Like everyone, I have thousands of things which move me, which give me pleasure, which inspire me. Very big storms, fog rising over potato fields, Francisco de Goya's Head of a Dog, Samuel Barber and Thomas Agee's Knoxville: Summer of 1915, the Montana Badlands, Silvana Mangano in anything (but particularly Pasolini's Teorema), the coastline of Donegal, American history as told by Francis Parkman Jr.,everything by Flaubert, The Conquest of New Spain by Bernal Diaz, The Flagellation of Christ by Giotto, Bob Dylan, Juliette Greco, Kurt Cobain, Michael Clark, Uma Thurman, Malibu, Miles Davis' Sketches of Spain, Louise Brooks in Pabst's Lulu, grain silos, freight trains hurtling through rural America, the Pantheon in the pouring rain, Jean-Luc Godard's Le Mépris, Jonathan Rabin's Badlands: An American Romance, Roderick Hudson by Henry James, Bindo Altoviti by Raphael, Arthur Miller's Death of a Salesman, García Lorca's The House of Bernarda Alba, Elsa Schiaparelli's collaborations with Salvador Dalí, Andy Warhol's 'Electric Chairs', Powell and Pressburger's Black Narcissus, Bruce Conner's A Movie, Bernd and Hilla Becher's typologies, Casa Malaparte, Paul Thek's 'Small Paintings', Niagara Falls, Julius Shulman's architectural photographs, Marcel Breuer's swooningly brute campus for the Benedictine monks in Collegeville, Minnesota, the iconic evil of Robert Mitchum's performances in Night of the Hunter and Cape Fear, my inability to keep my right hand out of holy water fonts, and Alfred Hitchcock's Vertigo.
That's just part of it. I could go on; I could prioritize. There are poems and buildings and bridges and mountain passes and exhibitions and bullfights and Bureau of Land Management maps and faces and embraces that never leave me. Writing about them comes from a missionary zeal to communicate their wonder to you. As a professional enthusiast, my need to confirm the worthiness of my enthusiasms is essential to my definition of professionalism.
If I had to pull it all together, to offer a single example of something that activates my curiosity and challenges my intuition, it would be (as of today) George Catlin's tiny painting Ambush for Flamingos (c.1857). I've had a postcard of it on my desk for years and I've sent countless others to friends.
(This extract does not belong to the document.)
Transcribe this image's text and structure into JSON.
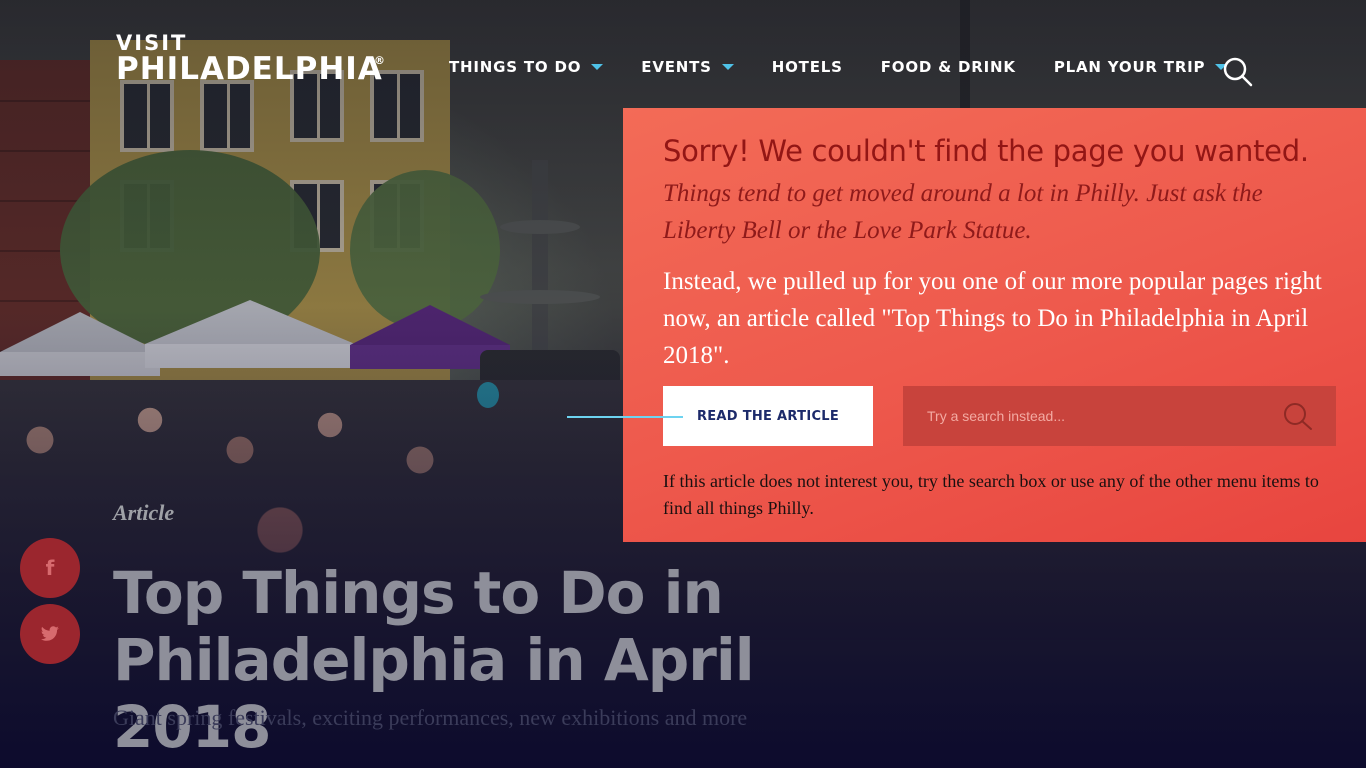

It's in the collection of the Carnegie Institute's Museum of Art. The entirety of the horizontal composition is given over to the depiction of hundreds of vividly pink and white, calligraphic flamingos occupying an endless green prairie under a turbulent sky. In the foreground, the birds cluster around a settlement of hatchling nests. The parents are deployed in socialized groupings around their chicks like so many chattering nannies in a park. The nesting ground stretches back for what could be miles until a miraculous arabesque of flamingos swirls up against the sky, interweaves and disappears into a cloud. Compositionally and, for a moment, emotionally, its closest relative is Goya's The Feast of San Isidro (1788), with its glorious, epic conviviality. The two paintings share a sense of renewal and freedom, of being a peaceful one among the harmonious many. Then, in Ambush for Flamingos, the eye invariably strays to the lower left foreground where there is a man almost hidden behind the one shrub visible in the painting; he is holding a gun. In an instant, the perfect beauty of the flamingos' world is about to come to a convulsive end. We are no longer connoisseurs; we are witnesses.
What in Catlin's day was a warning has today become a prophecy fulfilled. I won't go on; I don't know enough about it. It's a question now of me thinking more and feeling less. I do know what Catlin's next painting might have looked like with the introduction of a field of red to the pink and white and green and blue. The wonder of Ambush for Flamingos is how chillingly clear it is that there is no need for a next painting; the traumatizing of the land and its creatures had begun.